On Dec 7, 2022, at 3:52 PM, Allen Baum <allen.baum@...> wrote:
I was looking figure 4.6 of the priv spec, and it does show STIP as bit 5, not bit 7. Bit 7 is MTIP, and it is invisible to Smode.
That's why the interrupt pending bit shows up in bit 5 if delegated, but bit 7 if not.
MTIP is NOT driven by the PLIC; the PLIC only sends external interrupts, not timer interrupts (which correspond to bits xstatus[11..9]
The timer interrupt can only be reset by writing the MTIMECMP CSR, which is M-only. An implementation could have a custom alias to that that would enable Smode to write it,
but that;s dangerous, as that means that Scode could prevent Mmode from getting timer interrupts by setting the CSR to a value in the far future.

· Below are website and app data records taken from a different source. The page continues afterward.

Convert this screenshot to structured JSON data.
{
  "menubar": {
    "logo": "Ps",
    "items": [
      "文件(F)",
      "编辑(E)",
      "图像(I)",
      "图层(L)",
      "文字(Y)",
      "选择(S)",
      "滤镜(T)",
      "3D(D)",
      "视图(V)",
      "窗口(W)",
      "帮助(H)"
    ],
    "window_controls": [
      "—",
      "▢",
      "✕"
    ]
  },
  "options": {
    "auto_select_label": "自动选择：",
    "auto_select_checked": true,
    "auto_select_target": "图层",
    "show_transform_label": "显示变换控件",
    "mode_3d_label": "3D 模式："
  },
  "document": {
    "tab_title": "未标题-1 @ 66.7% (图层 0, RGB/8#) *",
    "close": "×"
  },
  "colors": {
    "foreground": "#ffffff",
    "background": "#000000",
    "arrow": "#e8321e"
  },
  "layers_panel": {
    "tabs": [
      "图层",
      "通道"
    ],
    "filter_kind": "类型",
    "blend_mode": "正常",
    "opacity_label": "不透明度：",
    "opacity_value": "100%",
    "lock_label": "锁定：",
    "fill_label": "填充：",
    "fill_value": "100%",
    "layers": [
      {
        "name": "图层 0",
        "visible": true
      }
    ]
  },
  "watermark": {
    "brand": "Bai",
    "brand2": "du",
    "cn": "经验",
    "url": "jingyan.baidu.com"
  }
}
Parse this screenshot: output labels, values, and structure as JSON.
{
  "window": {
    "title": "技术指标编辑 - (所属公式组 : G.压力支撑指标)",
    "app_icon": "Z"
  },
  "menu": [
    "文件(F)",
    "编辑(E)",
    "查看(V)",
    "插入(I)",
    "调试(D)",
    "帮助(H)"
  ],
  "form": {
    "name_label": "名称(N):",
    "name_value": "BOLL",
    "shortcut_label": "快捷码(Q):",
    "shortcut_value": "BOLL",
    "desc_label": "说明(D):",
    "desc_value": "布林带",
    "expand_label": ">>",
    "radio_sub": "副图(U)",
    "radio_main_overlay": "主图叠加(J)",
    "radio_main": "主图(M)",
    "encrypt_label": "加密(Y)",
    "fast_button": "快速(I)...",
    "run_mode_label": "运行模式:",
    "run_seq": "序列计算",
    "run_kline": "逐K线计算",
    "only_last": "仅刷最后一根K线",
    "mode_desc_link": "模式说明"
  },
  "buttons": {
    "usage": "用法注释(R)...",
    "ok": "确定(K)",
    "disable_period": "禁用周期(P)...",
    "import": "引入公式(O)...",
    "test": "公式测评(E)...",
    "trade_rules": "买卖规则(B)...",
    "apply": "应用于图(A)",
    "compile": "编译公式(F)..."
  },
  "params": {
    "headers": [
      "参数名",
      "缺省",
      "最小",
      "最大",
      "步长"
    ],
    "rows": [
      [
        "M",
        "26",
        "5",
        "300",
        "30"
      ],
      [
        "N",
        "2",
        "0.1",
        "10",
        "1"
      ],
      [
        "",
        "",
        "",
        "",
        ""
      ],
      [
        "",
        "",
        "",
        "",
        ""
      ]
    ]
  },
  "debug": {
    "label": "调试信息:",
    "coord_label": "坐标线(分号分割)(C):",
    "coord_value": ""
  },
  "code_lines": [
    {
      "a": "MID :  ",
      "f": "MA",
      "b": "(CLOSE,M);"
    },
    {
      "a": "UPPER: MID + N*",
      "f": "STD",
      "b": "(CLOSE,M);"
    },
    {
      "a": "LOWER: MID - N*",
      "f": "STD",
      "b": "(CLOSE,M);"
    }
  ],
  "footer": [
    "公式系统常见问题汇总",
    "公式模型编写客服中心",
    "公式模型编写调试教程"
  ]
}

As far as I can tell, an implementation may, but is not required to, disallow it.
I suspect all implementations disallow it, by forcing those bits in mideleg to 0. OpenSBI does not attempt to delegate those interrupts.
If it is delegated, it shows up in the SIP. STIP bit
How so? I would expect it to show up in SIP, which is defined as 0 in the privileged spec, but corresponds to the MTIP bit. There is no mechanism for an interrupt to show up in a different position in SIP vs MIP.
But, if it is delegated, then it can only be cleared by an ECALL to Mmode SW..
MTIP is controlled by a wire driven by a memory-mapped interrupt controller (e.g. PLIC). If an SBI decided to delegate MTI to S-mode then they might also allow S-mode software to access the interrupt controller too, removing any need for an ECALL.